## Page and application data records
------------

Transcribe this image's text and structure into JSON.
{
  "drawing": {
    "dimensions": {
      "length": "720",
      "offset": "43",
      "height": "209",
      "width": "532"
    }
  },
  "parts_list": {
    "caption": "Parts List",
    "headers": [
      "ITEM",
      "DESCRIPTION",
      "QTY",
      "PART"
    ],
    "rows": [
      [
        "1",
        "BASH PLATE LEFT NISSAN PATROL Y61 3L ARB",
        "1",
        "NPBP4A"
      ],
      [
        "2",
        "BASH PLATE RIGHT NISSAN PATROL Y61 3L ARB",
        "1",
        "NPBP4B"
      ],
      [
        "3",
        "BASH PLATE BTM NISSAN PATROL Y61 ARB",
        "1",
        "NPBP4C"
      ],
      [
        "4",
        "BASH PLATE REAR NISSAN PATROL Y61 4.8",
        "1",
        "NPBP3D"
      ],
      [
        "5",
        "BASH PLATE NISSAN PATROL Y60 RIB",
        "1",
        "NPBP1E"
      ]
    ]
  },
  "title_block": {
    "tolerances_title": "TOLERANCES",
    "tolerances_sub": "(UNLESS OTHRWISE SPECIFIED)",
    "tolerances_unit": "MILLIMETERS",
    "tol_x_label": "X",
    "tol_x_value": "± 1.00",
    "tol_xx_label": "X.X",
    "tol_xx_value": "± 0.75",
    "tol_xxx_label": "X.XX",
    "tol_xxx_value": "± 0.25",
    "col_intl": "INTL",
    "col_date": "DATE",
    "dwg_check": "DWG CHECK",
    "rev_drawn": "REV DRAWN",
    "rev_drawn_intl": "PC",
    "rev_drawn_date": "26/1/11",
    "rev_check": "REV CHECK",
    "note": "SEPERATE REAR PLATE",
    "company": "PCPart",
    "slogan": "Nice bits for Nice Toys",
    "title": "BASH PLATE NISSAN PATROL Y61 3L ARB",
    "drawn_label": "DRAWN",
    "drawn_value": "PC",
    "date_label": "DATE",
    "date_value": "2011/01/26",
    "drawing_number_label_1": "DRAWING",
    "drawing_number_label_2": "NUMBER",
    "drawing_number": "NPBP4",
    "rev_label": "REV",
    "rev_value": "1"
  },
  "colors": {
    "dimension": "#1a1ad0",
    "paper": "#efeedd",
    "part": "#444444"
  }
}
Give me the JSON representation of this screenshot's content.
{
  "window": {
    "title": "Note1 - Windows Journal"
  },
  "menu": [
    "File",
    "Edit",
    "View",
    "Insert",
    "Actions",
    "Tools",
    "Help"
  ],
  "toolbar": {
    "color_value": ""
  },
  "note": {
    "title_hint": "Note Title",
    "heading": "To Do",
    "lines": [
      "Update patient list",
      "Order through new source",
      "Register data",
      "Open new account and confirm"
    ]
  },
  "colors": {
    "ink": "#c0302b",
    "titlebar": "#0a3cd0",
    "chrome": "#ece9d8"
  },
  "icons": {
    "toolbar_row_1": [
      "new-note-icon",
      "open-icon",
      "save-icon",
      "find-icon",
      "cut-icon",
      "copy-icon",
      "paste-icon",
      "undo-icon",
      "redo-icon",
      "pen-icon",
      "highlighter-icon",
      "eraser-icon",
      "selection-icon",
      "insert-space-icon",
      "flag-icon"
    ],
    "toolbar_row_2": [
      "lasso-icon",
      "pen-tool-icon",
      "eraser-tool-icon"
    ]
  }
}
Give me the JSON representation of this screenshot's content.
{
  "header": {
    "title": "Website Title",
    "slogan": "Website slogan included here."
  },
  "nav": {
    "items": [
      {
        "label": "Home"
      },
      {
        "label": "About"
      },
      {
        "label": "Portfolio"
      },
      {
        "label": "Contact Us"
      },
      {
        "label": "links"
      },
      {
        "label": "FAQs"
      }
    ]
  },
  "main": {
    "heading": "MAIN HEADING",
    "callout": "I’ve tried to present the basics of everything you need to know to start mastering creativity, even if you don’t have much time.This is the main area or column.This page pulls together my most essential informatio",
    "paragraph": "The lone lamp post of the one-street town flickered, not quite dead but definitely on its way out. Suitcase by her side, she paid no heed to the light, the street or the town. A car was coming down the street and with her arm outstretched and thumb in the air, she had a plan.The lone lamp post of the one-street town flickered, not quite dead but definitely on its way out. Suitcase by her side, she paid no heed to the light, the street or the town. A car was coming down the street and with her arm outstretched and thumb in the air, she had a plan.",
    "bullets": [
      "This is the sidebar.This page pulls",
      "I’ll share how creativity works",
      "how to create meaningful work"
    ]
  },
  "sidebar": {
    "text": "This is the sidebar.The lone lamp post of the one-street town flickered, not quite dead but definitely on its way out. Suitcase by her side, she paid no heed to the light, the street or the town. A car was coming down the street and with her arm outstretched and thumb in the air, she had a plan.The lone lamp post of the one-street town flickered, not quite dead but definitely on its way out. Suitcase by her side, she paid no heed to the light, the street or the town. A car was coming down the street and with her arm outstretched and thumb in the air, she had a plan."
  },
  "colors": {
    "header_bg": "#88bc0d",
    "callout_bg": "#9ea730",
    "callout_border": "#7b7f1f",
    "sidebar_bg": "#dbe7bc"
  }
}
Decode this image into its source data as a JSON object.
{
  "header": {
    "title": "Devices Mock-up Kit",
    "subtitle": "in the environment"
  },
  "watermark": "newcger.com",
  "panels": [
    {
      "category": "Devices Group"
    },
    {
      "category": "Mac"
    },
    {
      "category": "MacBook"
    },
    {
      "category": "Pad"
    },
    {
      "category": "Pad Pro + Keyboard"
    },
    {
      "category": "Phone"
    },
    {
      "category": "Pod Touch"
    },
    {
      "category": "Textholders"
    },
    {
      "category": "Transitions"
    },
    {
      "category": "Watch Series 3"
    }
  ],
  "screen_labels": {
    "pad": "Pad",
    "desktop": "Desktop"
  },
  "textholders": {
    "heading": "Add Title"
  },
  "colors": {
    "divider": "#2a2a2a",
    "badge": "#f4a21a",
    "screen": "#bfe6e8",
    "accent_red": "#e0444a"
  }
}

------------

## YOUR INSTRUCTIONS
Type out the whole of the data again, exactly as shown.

## WRITTEN SOLUTION
Transcribe this image's text and structure into JSON.
{
  "drawing": {
    "dimensions": {
      "length": "720",
      "offset": "43",
      "height": "209",
      "width": "532"
    }
  },
  "parts_list": {
    "caption": "Parts List",
    "headers": [
      "ITEM",
      "DESCRIPTION",
      "QTY",
      "PART"
    ],
    "rows": [
      [
        "1",
        "BASH PLATE LEFT NISSAN PATROL Y61 3L ARB",
        "1",
        "NPBP4A"
      ],
      [
        "2",
        "BASH PLATE RIGHT NISSAN PATROL Y61 3L ARB",
        "1",
        "NPBP4B"
      ],
      [
        "3",
        "BASH PLATE BTM NISSAN PATROL Y61 ARB",
        "1",
        "NPBP4C"
      ],
      [
        "4",
        "BASH PLATE REAR NISSAN PATROL Y61 4.8",
        "1",
        "NPBP3D"
      ],
      [
        "5",
        "BASH PLATE NISSAN PATROL Y60 RIB",
        "1",
        "NPBP1E"
      ]
    ]
  },
  "title_block": {
    "tolerances_title": "TOLERANCES",
    "tolerances_sub": "(UNLESS OTHRWISE SPECIFIED)",
    "tolerances_unit": "MILLIMETERS",
    "tol_x_label": "X",
    "tol_x_value": "± 1.00",
    "tol_xx_label": "X.X",
    "tol_xx_value": "± 0.75",
    "tol_xxx_label": "X.XX",
    "tol_xxx_value": "± 0.25",
    "col_intl": "INTL",
    "col_date": "DATE",
    "dwg_check": "DWG CHECK",
    "rev_drawn": "REV DRAWN",
    "rev_drawn_intl": "PC",
    "rev_drawn_date": "26/1/11",
    "rev_check": "REV CHECK",
    "note": "SEPERATE REAR PLATE",
    "company": "PCPart",
    "slogan": "Nice bits for Nice Toys",
    "title": "BASH PLATE NISSAN PATROL Y61 3L ARB",
    "drawn_label": "DRAWN",
    "drawn_value": "PC",
    "date_label": "DATE",
    "date_value": "2011/01/26",
    "drawing_number_label_1": "DRAWING",
    "drawing_number_label_2": "NUMBER",
    "drawing_number": "NPBP4",
    "rev_label": "REV",
    "rev_value": "1"
  },
  "colors": {
    "dimension": "#1a1ad0",
    "paper": "#efeedd",
    "part": "#444444"
  }
}
Give me the JSON representation of this screenshot's content.
{
  "window": {
    "title": "Note1 - Windows Journal"
  },
  "menu": [
    "File",
    "Edit",
    "View",
    "Insert",
    "Actions",
    "Tools",
    "Help"
  ],
  "toolbar": {
    "color_value": ""
  },
  "note": {
    "title_hint": "Note Title",
    "heading": "To Do",
    "lines": [
      "Update patient list",
      "Order through new source",
      "Register data",
      "Open new account and confirm"
    ]
  },
  "colors": {
    "ink": "#c0302b",
    "titlebar": "#0a3cd0",
    "chrome": "#ece9d8"
  },
  "icons": {
    "toolbar_row_1": [
      "new-note-icon",
      "open-icon",
      "save-icon",
      "find-icon",
      "cut-icon",
      "copy-icon",
      "paste-icon",
      "undo-icon",
      "redo-icon",
      "pen-icon",
      "highlighter-icon",
      "eraser-icon",
      "selection-icon",
      "insert-space-icon",
      "flag-icon"
    ],
    "toolbar_row_2": [
      "lasso-icon",
      "pen-tool-icon",
      "eraser-tool-icon"
    ]
  }
}
Give me the JSON representation of this screenshot's content.
{
  "header": {
    "title": "Website Title",
    "slogan": "Website slogan included here."
  },
  "nav": {
    "items": [
      {
        "label": "Home"
      },
      {
        "label": "About"
      },
      {
        "label": "Portfolio"
      },
      {
        "label": "Contact Us"
      },
      {
        "label": "links"
      },
      {
        "label": "FAQs"
      }
    ]
  },
  "main": {
    "heading": "MAIN HEADING",
    "callout": "I’ve tried to present the basics of everything you need to know to start mastering creativity, even if you don’t have much time.This is the main area or column.This page pulls together my most essential informatio",
    "paragraph": "The lone lamp post of the one-street town flickered, not quite dead but definitely on its way out. Suitcase by her side, she paid no heed to the light, the street or the town. A car was coming down the street and with her arm outstretched and thumb in the air, she had a plan.The lone lamp post of the one-street town flickered, not quite dead but definitely on its way out. Suitcase by her side, she paid no heed to the light, the street or the town. A car was coming down the street and with her arm outstretched and thumb in the air, she had a plan.",
    "bullets": [
      "This is the sidebar.This page pulls",
      "I’ll share how creativity works",
      "how to create meaningful work"
    ]
  },
  "sidebar": {
    "text": "This is the sidebar.The lone lamp post of the one-street town flickered, not quite dead but definitely on its way out. Suitcase by her side, she paid no heed to the light, the street or the town. A car was coming down the street and with her arm outstretched and thumb in the air, she had a plan.The lone lamp post of the one-street town flickered, not quite dead but definitely on its way out. Suitcase by her side, she paid no heed to the light, the street or the town. A car was coming down the street and with her arm outstretched and thumb in the air, she had a plan."
  },
  "colors": {
    "header_bg": "#88bc0d",
    "callout_bg": "#9ea730",
    "callout_border": "#7b7f1f",
    "sidebar_bg": "#dbe7bc"
  }
}
Decode this image into its source data as a JSON object.
{
  "header": {
    "title": "Devices Mock-up Kit",
    "subtitle": "in the environment"
  },
  "watermark": "newcger.com",
  "panels": [
    {
      "category": "Devices Group"
    },
    {
      "category": "Mac"
    },
    {
      "category": "MacBook"
    },
    {
      "category": "Pad"
    },
    {
      "category": "Pad Pro + Keyboard"
    },
    {
      "category": "Phone"
    },
    {
      "category": "Pod Touch"
    },
    {
      "category": "Textholders"
    },
    {
      "category": "Transitions"
    },
    {
      "category": "Watch Series 3"
    }
  ],
  "screen_labels": {
    "pad": "Pad",
    "desktop": "Desktop"
  },
  "textholders": {
    "heading": "Add Title"
  },
  "colors": {
    "divider": "#2a2a2a",
    "badge": "#f4a21a",
    "screen": "#bfe6e8",
    "accent_red": "#e0444a"
  }
}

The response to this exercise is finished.